§ Data records
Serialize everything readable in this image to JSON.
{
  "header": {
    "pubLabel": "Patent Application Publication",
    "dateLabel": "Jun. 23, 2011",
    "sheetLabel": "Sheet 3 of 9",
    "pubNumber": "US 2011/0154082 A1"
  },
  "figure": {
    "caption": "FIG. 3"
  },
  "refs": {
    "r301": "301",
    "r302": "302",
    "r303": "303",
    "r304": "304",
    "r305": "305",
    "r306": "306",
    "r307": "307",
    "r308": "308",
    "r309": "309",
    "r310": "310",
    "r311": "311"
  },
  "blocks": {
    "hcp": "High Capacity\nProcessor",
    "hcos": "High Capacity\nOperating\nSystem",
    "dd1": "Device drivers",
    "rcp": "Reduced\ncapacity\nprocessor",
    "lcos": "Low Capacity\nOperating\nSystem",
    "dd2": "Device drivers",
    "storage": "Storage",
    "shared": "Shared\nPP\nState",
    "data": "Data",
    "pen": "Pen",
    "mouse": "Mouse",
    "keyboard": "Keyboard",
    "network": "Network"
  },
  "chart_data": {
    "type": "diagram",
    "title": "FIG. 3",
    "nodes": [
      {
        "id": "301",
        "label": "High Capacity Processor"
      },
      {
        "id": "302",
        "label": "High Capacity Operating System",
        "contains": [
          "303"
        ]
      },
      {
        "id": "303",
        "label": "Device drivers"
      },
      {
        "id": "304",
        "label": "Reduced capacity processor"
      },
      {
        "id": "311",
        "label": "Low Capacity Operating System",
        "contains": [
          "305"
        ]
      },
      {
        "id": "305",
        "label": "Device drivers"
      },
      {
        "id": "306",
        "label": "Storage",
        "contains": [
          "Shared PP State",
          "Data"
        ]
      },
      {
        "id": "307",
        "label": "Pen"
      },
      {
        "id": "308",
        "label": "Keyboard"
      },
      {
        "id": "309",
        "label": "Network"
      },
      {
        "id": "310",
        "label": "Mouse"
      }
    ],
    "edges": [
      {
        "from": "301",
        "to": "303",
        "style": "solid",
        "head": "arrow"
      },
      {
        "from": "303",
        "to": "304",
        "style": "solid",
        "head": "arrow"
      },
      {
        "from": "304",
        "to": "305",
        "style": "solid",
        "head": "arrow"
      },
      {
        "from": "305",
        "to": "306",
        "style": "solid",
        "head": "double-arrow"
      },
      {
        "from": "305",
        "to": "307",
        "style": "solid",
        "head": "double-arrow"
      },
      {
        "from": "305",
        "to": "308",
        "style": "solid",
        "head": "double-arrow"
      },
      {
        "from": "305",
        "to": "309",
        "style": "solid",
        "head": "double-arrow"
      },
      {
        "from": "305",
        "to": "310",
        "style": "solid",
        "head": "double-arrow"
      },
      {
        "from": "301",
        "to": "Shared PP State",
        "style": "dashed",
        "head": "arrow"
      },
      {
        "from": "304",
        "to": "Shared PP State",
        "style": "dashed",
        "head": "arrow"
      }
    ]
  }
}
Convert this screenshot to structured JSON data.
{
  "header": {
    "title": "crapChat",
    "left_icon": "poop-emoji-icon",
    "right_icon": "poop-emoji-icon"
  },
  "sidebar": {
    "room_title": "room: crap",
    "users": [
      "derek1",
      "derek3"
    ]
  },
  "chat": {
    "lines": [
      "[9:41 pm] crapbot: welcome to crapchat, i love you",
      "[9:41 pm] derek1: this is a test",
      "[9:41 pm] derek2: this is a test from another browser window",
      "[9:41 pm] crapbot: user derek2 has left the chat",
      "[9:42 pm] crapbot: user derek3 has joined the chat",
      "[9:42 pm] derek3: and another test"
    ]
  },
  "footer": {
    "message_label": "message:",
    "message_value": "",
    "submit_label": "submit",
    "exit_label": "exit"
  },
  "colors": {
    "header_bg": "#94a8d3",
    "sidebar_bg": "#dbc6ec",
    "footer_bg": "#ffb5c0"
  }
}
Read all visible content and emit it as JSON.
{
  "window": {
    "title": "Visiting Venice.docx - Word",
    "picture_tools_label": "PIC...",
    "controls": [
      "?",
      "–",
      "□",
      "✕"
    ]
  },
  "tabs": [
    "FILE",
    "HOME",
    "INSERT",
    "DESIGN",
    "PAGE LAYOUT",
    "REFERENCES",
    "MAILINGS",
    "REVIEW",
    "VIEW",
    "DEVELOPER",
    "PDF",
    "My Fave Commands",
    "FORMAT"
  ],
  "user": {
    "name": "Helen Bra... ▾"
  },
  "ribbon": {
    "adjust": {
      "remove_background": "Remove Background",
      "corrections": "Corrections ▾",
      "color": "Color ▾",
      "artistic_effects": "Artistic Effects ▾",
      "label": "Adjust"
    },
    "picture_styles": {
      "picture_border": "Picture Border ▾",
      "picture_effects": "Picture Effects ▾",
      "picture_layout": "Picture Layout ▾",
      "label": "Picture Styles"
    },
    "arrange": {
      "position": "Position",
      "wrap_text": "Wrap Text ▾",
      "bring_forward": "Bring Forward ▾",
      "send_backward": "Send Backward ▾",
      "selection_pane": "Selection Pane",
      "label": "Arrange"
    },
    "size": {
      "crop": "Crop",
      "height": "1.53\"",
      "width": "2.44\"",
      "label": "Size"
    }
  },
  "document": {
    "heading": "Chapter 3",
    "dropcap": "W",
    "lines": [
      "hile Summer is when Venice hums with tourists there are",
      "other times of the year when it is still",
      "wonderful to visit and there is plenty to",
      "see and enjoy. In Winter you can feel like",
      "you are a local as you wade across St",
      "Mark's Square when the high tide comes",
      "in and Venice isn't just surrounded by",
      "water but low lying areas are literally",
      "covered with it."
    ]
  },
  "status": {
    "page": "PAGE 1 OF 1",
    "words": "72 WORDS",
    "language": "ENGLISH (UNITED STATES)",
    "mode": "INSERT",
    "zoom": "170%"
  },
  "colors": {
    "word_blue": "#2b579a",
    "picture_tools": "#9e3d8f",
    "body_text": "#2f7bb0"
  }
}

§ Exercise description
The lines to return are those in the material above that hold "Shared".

§ Written response
    "shared": "Shared\nPP\nState",
          "Shared PP State",
        "to": "Shared PP State",
        "to": "Shared PP State",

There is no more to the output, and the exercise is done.